In the records below, some lines contain the word "http". Copy each of them.

## DATA SUPPLIED
=== Section Start ===

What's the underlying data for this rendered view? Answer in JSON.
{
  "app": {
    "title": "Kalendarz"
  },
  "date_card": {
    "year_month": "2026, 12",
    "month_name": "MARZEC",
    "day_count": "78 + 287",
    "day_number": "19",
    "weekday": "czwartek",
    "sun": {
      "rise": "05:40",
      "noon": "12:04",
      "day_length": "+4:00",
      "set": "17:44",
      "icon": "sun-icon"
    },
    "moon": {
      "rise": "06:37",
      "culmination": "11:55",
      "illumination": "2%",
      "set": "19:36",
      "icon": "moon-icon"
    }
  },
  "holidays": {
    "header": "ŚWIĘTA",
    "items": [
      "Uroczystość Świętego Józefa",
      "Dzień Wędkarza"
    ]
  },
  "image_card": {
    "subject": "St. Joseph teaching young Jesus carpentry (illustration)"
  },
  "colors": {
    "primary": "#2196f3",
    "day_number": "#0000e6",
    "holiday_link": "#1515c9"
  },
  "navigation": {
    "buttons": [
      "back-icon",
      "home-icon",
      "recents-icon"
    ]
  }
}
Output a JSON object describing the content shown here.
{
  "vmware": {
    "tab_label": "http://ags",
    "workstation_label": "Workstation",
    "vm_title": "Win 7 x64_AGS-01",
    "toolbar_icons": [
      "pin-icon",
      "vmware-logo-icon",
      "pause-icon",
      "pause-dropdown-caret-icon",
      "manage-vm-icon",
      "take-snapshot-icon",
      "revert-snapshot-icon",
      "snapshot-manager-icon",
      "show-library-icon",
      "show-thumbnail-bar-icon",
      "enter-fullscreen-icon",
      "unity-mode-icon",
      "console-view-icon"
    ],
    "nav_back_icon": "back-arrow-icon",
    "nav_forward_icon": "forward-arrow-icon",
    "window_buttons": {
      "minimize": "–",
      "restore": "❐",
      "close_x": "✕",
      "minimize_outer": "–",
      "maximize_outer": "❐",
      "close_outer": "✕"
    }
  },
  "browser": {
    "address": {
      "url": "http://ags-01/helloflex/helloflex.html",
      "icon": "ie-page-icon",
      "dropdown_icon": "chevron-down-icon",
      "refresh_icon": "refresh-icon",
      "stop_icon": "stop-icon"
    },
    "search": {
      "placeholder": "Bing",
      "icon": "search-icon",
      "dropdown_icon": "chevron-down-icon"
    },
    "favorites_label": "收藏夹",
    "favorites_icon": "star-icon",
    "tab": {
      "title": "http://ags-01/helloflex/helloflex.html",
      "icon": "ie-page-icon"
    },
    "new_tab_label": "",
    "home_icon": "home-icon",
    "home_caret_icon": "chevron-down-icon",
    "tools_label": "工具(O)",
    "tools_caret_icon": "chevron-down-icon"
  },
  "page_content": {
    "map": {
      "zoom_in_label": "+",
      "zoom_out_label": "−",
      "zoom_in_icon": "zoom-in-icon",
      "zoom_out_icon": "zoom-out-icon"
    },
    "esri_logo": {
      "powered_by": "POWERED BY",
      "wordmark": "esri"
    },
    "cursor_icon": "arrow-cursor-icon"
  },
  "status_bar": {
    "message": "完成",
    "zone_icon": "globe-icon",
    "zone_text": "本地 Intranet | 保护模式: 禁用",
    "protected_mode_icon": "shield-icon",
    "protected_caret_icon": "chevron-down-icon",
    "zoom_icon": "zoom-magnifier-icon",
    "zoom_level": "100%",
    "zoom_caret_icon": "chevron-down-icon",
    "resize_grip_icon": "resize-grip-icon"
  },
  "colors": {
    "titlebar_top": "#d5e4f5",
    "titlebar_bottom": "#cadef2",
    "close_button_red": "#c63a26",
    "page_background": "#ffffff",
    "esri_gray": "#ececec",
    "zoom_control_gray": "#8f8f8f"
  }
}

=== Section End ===

## YOUR RESPONSE
    "tab_label": "http://ags",
      "url": "http://ags-01/helloflex/helloflex.html",
      "title": "http://ags-01/helloflex/helloflex.html",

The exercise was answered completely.